A Lease with Option to Purchase is a Lease that contains a method for the tenant to elect to purchase the property on or before a certain time period. There are usually payments, in addition to rent, that need to be made in order to keep the option open. These payments are used towards the ultimate purchase price, but are forfeited if the option is not exercised. An option to purchase is considered “time of the essence”, meaning that if the tenant does not exercise the option strictly, it will be forfeited, along with the option payments made. There may be some leaway for a tenant if the time delay is de minimus, and no prejudice has inured to the landlord.
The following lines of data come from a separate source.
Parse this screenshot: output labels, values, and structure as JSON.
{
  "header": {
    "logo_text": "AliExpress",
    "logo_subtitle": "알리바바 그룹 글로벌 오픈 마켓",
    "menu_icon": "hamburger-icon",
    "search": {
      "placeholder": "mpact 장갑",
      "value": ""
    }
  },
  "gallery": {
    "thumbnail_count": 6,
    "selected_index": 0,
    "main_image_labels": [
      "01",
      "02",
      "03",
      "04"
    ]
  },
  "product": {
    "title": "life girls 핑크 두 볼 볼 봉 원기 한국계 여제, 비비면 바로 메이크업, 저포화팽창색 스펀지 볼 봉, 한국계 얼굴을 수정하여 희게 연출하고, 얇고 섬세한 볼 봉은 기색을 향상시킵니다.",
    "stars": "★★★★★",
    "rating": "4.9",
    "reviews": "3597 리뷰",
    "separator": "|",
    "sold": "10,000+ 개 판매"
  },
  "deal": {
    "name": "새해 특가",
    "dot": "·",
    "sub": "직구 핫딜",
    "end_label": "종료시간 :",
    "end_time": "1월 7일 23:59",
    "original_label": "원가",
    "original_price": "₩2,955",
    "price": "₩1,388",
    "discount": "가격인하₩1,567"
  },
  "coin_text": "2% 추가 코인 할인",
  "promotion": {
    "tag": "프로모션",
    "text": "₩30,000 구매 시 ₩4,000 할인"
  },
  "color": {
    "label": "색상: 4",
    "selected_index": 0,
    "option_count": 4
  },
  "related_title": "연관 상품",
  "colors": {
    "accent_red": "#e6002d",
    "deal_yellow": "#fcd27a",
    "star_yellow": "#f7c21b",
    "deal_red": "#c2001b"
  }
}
Options to Purchase can be dangerous for both the landlord and the tenant. What a landlord needs to be concerned about, is that if the tenant is in breach, and a summary proceeding is necessary, the tenant may try to hold it up by claiming the option to purchase was breached by the landlord. the tenant brings an action in Supreme Court, it could stay the summary proceeding. In the meantime, the landlord may not be able to collect rent if the tenant is refusing to pay. A Supreme Court action could take many months. The tenant could also attempt to file a notice of pendency with the County Clerk, which would prevent the owner from selling the property to anyone else while the action is pending. On the tenant’s side, if they do not strictly comply with the lease, they may forfeit the sometimes substantial option payments.

A tenant may wish to have a Lease with Option to Purchase to give them the opportunity to build up credit, and make payments towards the purchase price over time. They may not have the ability to purchase outright. A landlord is being compensated for giving this option, because if the option is not exercised, he or she will be able to keep the extra payments as compensation.

I have seen parties craft their own Option to Purchase, without either side consulting an attorney. This is most likely to lead to problems, because the law of options is very specific, and needs to be known before entering into such contracts. Both the landlord and tenant would be wise to have their own separate counsel to advise them of the responsibilities, benefits and risks in entering into such contracts.

Cynthia M. Burke, http://www.nyrealtylaw.com

Categories: Real Estate Law